Unless you’re a Palace supporter, you don’t think of Selhurst Park when you think of Ian Wright. You think of FA Cup final goals against Sheffield Wednesday, prematurely revealed celebratory t-shirts and, of course, Chicken Tonight and Nescafe. Ian Wright, Wright, Wright.
Ian Wright equals Arsenal, Arsenal equals Ian Wright. And yet, he didn’t actually pitch up at Highbury until he was 27, and spent six years with the Eagles, making 225 appearances – compared to 221 for Arsenal – and scoring 92 times in the league for the club. For Palace fans of a certain vintage, he’s just as much of an icon as he is for Gooners.
In fact, Wright scored more goals for Palace than any other player after World War II and was named in the club’s ‘Centenary XI’ in 2005. His partnership with Mark Bright was lethal, with the pair largely responsible for firing their side from second tier to top tier in the late 1980s. Not bad for a player who it’s said – possibly apocryphally – was ‘purchased’ by Palace from Greenwich Borough for a set of weights.

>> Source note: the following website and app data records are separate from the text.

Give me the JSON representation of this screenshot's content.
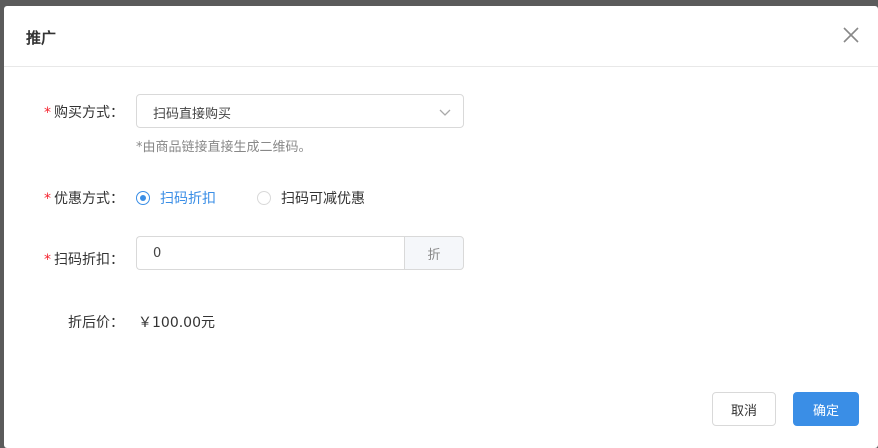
{
  "dialog": {
    "title": "推广"
  },
  "form": {
    "purchase_method": {
      "required_mark": "*",
      "label": "购买方式：",
      "selected": "扫码直接购买",
      "hint": "*由商品链接直接生成二维码。"
    },
    "discount_method": {
      "required_mark": "*",
      "label": "优惠方式：",
      "options": [
        {
          "label": "扫码折扣",
          "checked": true
        },
        {
          "label": "扫码可减优惠",
          "checked": false
        }
      ]
    },
    "scan_discount": {
      "required_mark": "*",
      "label": "扫码折扣：",
      "value": "0",
      "unit": "折"
    },
    "discounted_price": {
      "label": "折后价：",
      "value": "￥100.00元"
    }
  },
  "footer": {
    "cancel_label": "取消",
    "ok_label": "确定"
  },
  "colors": {
    "accent": "#3a8ee6",
    "required": "#f5222d"
  }
}
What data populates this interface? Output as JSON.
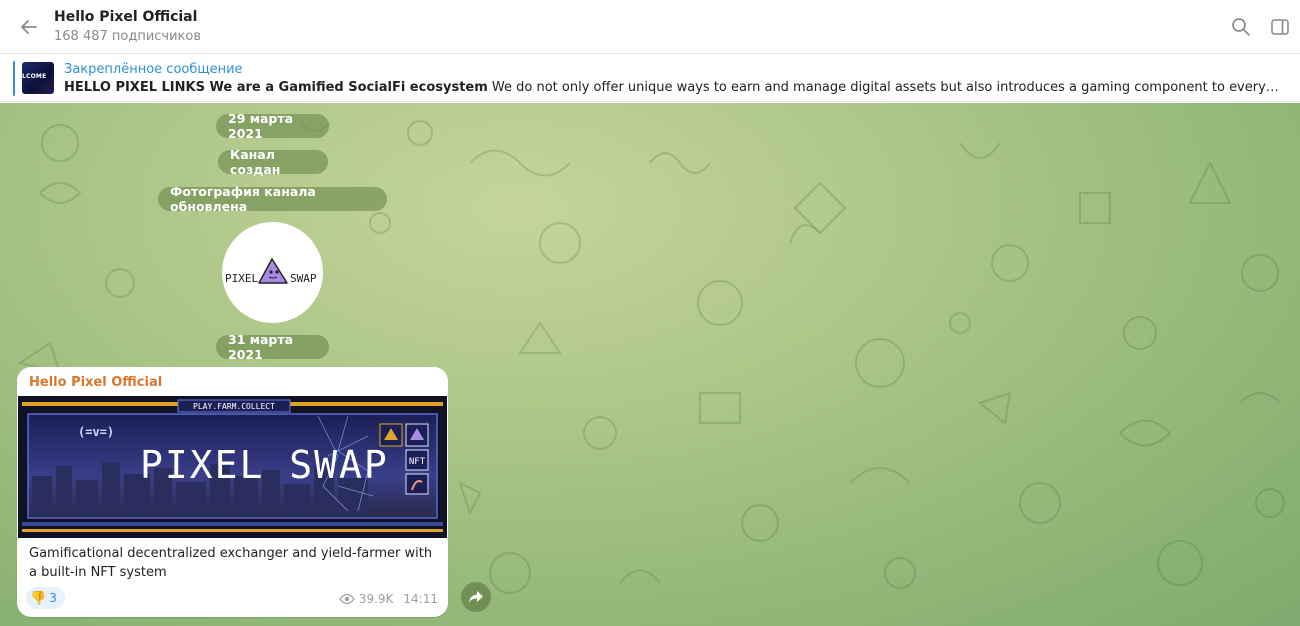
{
  "header": {
    "title": "Hello Pixel Official",
    "subtitle": "168 487 подписчиков",
    "back_icon": "arrow-left-icon",
    "search_icon": "search-icon",
    "sidebar_icon": "sidebar-toggle-icon"
  },
  "pinned": {
    "label": "Закреплённое сообщение",
    "thumb_text": "LCOME",
    "text_bold": "HELLO PIXEL LINKS  We are a Gamified SocialFi ecosystem",
    "text_rest": " We do not only offer unique ways to earn and manage digital assets but also introduces a gaming component to every interaction, making fina…"
  },
  "service": {
    "date1": "29 марта 2021",
    "created": "Канал создан",
    "photo_updated": "Фотография канала обновлена",
    "date2": "31 марта 2021"
  },
  "avatar": {
    "left_text": "PIXEL",
    "right_text": "SWAP"
  },
  "message": {
    "author": "Hello Pixel Official",
    "image_top_label": "PLAY.FARM.COLLECT",
    "image_title": "PIXEL SWAP",
    "image_nft": "NFT",
    "text": "Gamificational decentralized exchanger and yield-farmer with a built-in NFT system",
    "reaction_emoji": "👎",
    "reaction_count": "3",
    "views": "39.9K",
    "time": "14:11",
    "views_icon": "eye-icon",
    "share_icon": "share-arrow-icon"
  },
  "colors": {
    "accent": "#2e8fd8",
    "author": "#d9772e",
    "chat_bg": "#a9c585"
  }
}
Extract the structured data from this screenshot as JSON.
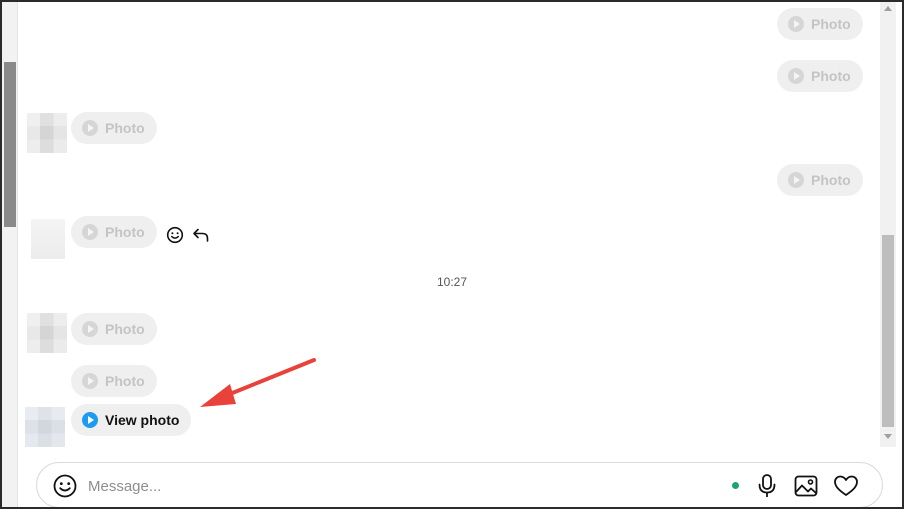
{
  "thread": {
    "messages": [
      {
        "sender": "outgoing",
        "label": "Photo"
      },
      {
        "sender": "outgoing",
        "label": "Photo"
      },
      {
        "sender": "incoming",
        "label": "Photo"
      },
      {
        "sender": "outgoing",
        "label": "Photo"
      },
      {
        "sender": "incoming",
        "label": "Photo"
      },
      {
        "sender": "incoming",
        "label": "Photo"
      },
      {
        "sender": "incoming",
        "label": "Photo"
      },
      {
        "sender": "incoming",
        "label": "View photo"
      }
    ],
    "timestamp": "10:27",
    "hover_actions": [
      "smiley-icon",
      "reply-icon"
    ]
  },
  "composer": {
    "placeholder": "Message...",
    "value": "",
    "icons": [
      "emoji-icon",
      "microphone-icon",
      "image-icon",
      "heart-icon"
    ]
  },
  "colors": {
    "accent": "#1d9bf0",
    "annotation_arrow": "#e8423b",
    "bubble_background": "#efefef",
    "online_dot": "#1aa36f"
  }
}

Wright, back then, was considered every bit as much Palace as he is Arsenal now. But he departed on bad terms, amid reports of ‘bitter rows’ following controversial remarks on TV from Palace chairman Ron Noades. According to The Guardian, “Noades was accused of racism after a Channel 4 documentary. Palace’s black players, he said, ‘lent skill and flair’, but, he added: ‘You also need white players in there to balance things up and give the team some brains and some common sense.’”
It was hardly shocking that Wright left not long after, although the same Guardian article suggest he and Bright repaired their relationship with Noades in subsequent years.
Still, Steve Curry wrote in the Daily Express after news of the move broke that it was a ‘surprise investment’ on the part of then Arsenal manager George Graham. Perhaps he was referring to the fee, £2.5m, which was £1.2m more than Graham had ever paid for a player – never mind a 27-year-old who hadn’t turned professional until the age of 22.
Arsenal were defending champions at the time, and already had an established attacking unit in Alan Smith, Kevin Campbell and Paul Merson. But Graham was certain Wright was his man.
“This has given me a great striking strength,” said Graham. “And, I hope, a forward line as good as any in Britain.”
Some might have questioned Graham’s wisdom in 1991. But while Wright may not have won the league under Graham, seven years later under Arsène Wenger, when the striker was pulling off his Arsenal jersey to display a t-shirt bearing the slogan ‘179. Just done it.’ having become the club’s all-time leading goalscorer, there weren’t many doubting it had been an inspired decision by the Scot.